Ebm7sus4/F#. Know that chord? Doubt it. We made it up. You could search for it in Planet Waves’ Chordmaster electronic guitar-chord dictionary, but don’t waste your time. Use the dictionary’s LCD touchscreen to find the chords you need. More than 4,000 voicings fit inside the little wonder, which itself fits easily into your guitar case. And how politically correct are the people at Planet Waves? The Chordmaster can be set to display chords for both lefties and righties.

Hohner EAB65 Acoustic Bass

A new addition to Hohner’s O Series solid-top guitars, the EAB65 acoustic bass features a solid spruce top and a back and sides cut from the increasingly popular alternative luthier wood ovangkol. Sounds sweet. And, of course, it’s electronically equipped, featuring a Shadow pickup and a Shadow P4 active equalizer for tonal control.

Yamaha YSL-697 Jazz Trombone

It took over a year and a half for jazz trombonist Al Kay to get the Yamaha-manufactured YSL-697 trombone sounding and playing exactly how he wanted it to, but the work paid off in the end with a horn possessing sensitive response, excellent projection and a smooth action. Constructed to be airtight, the YSL-697 has a one-piece bell with a lengthwise seam, resulting in pure, uniform resonance and cutting tone-it’s made to play leads. Now, if bandleaders would just give trombonists more bars to blow over…
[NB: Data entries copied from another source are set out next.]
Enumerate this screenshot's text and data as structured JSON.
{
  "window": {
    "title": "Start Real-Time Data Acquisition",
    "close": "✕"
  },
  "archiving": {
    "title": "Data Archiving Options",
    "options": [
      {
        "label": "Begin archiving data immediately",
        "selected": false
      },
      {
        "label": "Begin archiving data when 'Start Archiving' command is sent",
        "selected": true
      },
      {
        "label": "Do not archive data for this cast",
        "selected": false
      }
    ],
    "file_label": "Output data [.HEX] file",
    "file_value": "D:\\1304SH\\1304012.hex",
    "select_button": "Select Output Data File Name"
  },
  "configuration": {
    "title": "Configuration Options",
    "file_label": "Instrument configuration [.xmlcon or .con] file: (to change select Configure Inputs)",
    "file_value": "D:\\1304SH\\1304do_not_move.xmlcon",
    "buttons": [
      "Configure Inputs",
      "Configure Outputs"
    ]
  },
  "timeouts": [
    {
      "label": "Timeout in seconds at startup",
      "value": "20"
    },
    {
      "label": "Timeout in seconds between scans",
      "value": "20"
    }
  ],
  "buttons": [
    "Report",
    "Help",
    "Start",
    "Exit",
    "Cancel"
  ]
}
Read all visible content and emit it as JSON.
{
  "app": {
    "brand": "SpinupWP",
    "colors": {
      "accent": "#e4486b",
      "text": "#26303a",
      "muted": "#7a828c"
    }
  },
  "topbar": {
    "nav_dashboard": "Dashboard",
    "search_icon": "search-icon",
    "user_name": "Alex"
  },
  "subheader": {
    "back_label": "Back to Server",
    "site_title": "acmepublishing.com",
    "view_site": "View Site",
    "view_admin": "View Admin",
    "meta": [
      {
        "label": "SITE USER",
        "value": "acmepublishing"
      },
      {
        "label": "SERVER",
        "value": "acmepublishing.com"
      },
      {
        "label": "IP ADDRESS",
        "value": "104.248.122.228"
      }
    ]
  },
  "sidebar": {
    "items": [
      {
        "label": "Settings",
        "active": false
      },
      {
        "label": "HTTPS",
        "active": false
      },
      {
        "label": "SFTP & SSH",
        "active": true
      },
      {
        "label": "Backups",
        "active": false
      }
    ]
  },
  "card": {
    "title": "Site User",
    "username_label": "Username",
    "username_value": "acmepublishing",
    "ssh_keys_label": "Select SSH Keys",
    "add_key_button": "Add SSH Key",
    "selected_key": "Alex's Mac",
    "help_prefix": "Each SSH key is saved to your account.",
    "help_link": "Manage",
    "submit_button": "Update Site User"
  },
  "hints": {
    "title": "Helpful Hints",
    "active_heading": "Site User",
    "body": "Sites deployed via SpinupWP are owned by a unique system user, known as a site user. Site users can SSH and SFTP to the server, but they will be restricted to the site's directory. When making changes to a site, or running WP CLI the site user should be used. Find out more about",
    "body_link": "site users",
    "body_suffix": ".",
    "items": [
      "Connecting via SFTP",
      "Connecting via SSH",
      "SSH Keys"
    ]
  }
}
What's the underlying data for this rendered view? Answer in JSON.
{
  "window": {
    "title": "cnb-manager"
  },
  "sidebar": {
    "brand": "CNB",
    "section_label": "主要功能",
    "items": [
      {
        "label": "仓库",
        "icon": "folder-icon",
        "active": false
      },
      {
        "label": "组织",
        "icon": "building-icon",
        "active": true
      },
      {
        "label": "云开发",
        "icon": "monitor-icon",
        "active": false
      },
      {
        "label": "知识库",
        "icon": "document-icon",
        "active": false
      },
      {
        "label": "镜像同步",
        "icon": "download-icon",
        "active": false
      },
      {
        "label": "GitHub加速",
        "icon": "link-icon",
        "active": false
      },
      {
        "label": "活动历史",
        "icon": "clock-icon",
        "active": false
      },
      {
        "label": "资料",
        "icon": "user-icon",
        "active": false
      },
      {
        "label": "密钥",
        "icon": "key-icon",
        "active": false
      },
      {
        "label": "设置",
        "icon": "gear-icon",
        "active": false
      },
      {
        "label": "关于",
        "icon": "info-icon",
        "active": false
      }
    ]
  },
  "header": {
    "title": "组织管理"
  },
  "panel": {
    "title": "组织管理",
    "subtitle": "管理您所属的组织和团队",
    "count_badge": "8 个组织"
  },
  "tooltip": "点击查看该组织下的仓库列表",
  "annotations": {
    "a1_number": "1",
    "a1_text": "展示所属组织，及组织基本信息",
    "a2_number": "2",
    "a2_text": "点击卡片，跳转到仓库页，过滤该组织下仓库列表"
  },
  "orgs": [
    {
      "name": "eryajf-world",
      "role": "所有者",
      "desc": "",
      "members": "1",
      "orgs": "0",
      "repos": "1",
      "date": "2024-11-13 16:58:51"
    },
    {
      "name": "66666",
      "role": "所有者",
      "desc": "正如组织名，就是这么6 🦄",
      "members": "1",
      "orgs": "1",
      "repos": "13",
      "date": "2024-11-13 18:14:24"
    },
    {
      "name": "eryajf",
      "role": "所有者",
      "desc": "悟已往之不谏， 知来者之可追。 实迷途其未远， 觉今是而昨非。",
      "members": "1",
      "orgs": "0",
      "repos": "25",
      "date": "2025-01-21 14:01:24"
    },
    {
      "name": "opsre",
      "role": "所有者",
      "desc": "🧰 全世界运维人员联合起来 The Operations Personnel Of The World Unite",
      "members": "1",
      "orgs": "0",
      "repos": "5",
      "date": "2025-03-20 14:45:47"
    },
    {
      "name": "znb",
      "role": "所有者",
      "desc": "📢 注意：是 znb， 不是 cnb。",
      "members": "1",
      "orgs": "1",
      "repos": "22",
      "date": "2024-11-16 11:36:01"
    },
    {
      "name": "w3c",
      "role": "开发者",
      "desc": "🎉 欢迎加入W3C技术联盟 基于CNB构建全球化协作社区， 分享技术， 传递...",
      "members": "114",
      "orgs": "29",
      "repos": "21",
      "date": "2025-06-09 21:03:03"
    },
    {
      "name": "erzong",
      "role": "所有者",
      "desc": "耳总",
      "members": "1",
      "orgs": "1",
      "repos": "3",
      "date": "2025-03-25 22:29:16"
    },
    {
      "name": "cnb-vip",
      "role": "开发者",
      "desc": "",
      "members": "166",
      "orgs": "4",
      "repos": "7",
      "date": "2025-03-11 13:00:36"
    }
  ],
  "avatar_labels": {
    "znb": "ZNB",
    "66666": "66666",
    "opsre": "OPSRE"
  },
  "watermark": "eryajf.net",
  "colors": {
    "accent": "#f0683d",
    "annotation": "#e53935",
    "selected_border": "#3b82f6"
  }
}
Sabine MetroTune MT9000

To economize on your accessory-purchasing dollar, not to mention your gig bag pocket space, try Sabine’s new three-in-one electronic whatchamacallit. It’s a chromatic tuner, metronome and tone generator with an LCD display and a built-in microphone. The tuner has a seven-octave range; the tone generator’s is four octaves. The metronome sounds like wood block, goes from 40 to 216 bpm and allows you to accent the downbeat or apply preprogrammed rhythm figures. Sabine calls it a MetroTune MT9000. We’re sticking with Sabine Whatchamacallit.

Vandoren Reed Resurfacer

Reed players have no place at Home Depot-too many power saws, drills, hammers and other finger-threatening devices lying about the joint-but sometimes you need a bit of sandpaper to doctor up a reed. Knowing this, Vandoren, which makes all sorts of goodies for woodwinders, decided to put the tool where you won’t get hurt-in a music store. Their Reed Resurfacer looks like something out of a high-school wood shop and, when used properly, keeps the table of the reed perfectly flat. Just rub a little, and there you go: good as new.

Originally Published